Please reproduce the entries below exactly, leaving the pictures out.

+++ Materials provided +++

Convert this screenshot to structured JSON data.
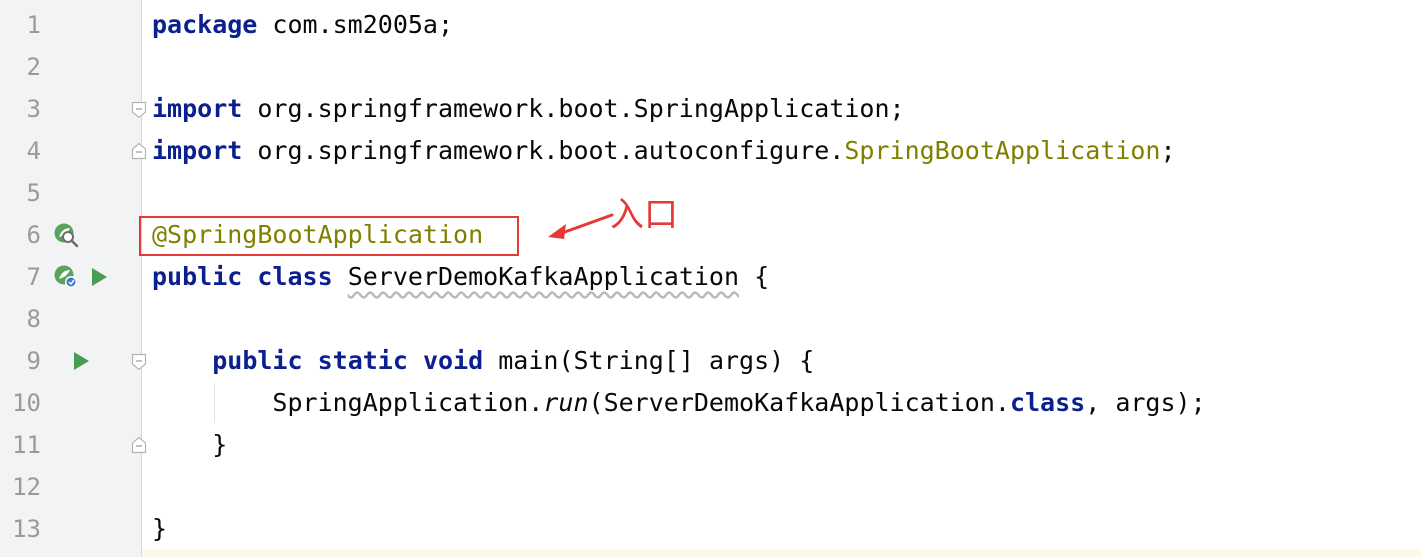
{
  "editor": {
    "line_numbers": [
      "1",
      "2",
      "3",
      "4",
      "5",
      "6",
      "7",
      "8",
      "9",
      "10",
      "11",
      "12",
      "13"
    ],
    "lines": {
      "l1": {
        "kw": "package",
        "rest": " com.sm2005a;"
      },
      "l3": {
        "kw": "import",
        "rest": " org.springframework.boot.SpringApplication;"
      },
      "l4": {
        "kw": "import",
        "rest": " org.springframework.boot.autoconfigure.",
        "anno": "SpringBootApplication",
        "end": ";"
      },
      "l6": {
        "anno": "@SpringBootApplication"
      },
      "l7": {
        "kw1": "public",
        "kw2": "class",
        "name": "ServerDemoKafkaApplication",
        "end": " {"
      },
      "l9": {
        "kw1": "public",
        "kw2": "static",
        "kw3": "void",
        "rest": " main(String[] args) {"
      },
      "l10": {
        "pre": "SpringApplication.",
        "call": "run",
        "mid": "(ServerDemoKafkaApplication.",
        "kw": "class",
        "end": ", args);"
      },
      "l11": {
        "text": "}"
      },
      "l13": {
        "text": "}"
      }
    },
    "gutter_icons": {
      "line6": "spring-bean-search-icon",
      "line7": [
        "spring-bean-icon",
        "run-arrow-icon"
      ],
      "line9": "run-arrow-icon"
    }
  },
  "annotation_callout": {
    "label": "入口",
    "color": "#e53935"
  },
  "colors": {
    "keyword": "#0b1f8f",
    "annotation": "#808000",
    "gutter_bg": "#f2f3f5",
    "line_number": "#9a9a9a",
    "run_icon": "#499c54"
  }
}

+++

Written answer -
Convert this screenshot to structured JSON data.
{
  "editor": {
    "line_numbers": [
      "1",
      "2",
      "3",
      "4",
      "5",
      "6",
      "7",
      "8",
      "9",
      "10",
      "11",
      "12",
      "13"
    ],
    "lines": {
      "l1": {
        "kw": "package",
        "rest": " com.sm2005a;"
      },
      "l3": {
        "kw": "import",
        "rest": " org.springframework.boot.SpringApplication;"
      },
      "l4": {
        "kw": "import",
        "rest": " org.springframework.boot.autoconfigure.",
        "anno": "SpringBootApplication",
        "end": ";"
      },
      "l6": {
        "anno": "@SpringBootApplication"
      },
      "l7": {
        "kw1": "public",
        "kw2": "class",
        "name": "ServerDemoKafkaApplication",
        "end": " {"
      },
      "l9": {
        "kw1": "public",
        "kw2": "static",
        "kw3": "void",
        "rest": " main(String[] args) {"
      },
      "l10": {
        "pre": "SpringApplication.",
        "call": "run",
        "mid": "(ServerDemoKafkaApplication.",
        "kw": "class",
        "end": ", args);"
      },
      "l11": {
        "text": "}"
      },
      "l13": {
        "text": "}"
      }
    },
    "gutter_icons": {
      "line6": "spring-bean-search-icon",
      "line7": [
        "spring-bean-icon",
        "run-arrow-icon"
      ],
      "line9": "run-arrow-icon"
    }
  },
  "annotation_callout": {
    "label": "入口",
    "color": "#e53935"
  },
  "colors": {
    "keyword": "#0b1f8f",
    "annotation": "#808000",
    "gutter_bg": "#f2f3f5",
    "line_number": "#9a9a9a",
    "run_icon": "#499c54"
  }
}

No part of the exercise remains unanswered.